Objective

Overweight/obesity is associated with relative growth hormone (GH) deficiency and increased fracture risk. We hypothesized that GH administration would improve bone endpoints in individuals with overweight/obesity.

Design

An 18-month, randomized, double-blind, placebo-controlled study of GH, followed by 6-month observation.

Methods

In this study, 77 adults (53% men), aged 18–65 years, BMI ≥ 25 kg/m2, and BMD T- or Z-score ≤ −1.0 were randomized to daily subcutaneous GH or placebo, targeting IGF1 in the upper quartile of the age-appropriate normal range. Forty-nine completed 18 months. DXA, volumetric quantitative CT, and high-resolution peripheral quantitative CT were performed.

Results

Pre-treatment mean age (48 ± 12 years), BMI (33.1 ± 5.7 kg/m2), and BMD were similar between groups. P1NP, osteocalcin, and CTX increased (P < 0.005) and visceral adipose tissue decreased (P = 0.04) at 18 months in the GH vs placebo group. Hip and radius aBMD, spine and tibial vBMD, tibial cortical thickness, and radial and tibial failure load decreased in the GH vs placebo group (P < 0.05). Between 18 and 24 months (post-treatment observation period), radius aBMD and tibia cortical thickness increased in the GH vs placebo group. At 24 months, there were no differences between the GH and placebo groups in bone density, structure, or strength compared to baseline.

Conclusions

GH administration for 18 months increased bone turnover in adults with overweight/obesity. It also decreased some measures of BMD, bone microarchitecture, and bone strength, which all returned to pre-treatment levels 6 months post-therapy.
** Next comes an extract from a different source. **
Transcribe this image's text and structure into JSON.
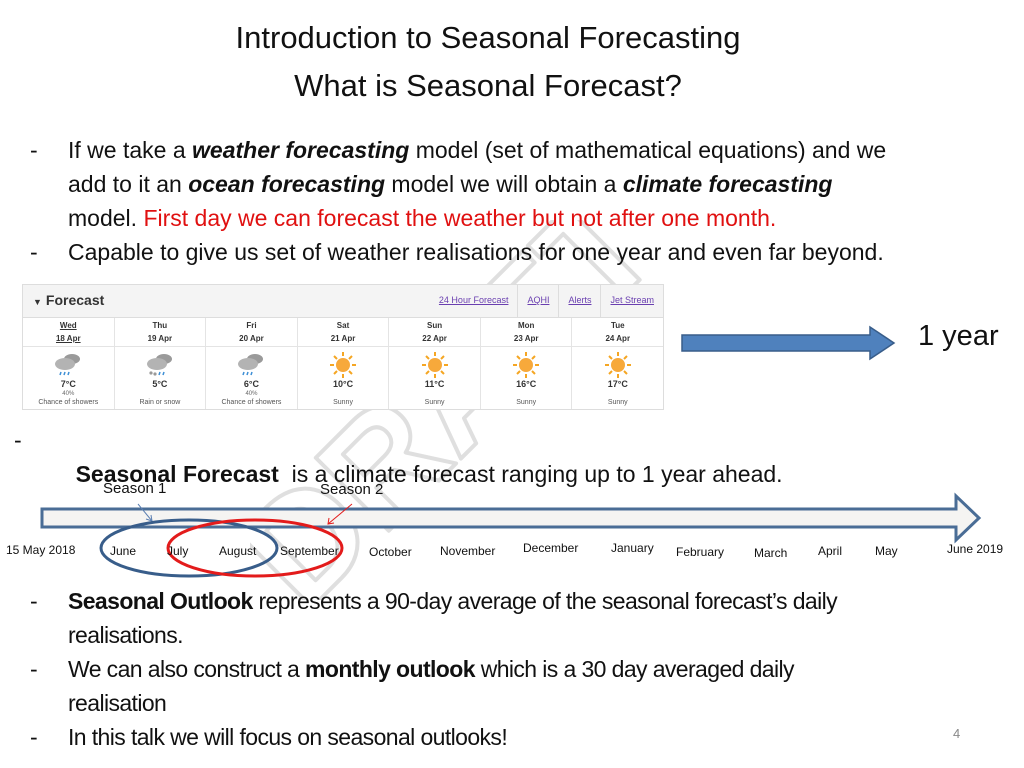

Whether GH administration increases BMD with longer treatment duration, or after mineralization of an expanded remodeling space post-treatment, requires further investigation.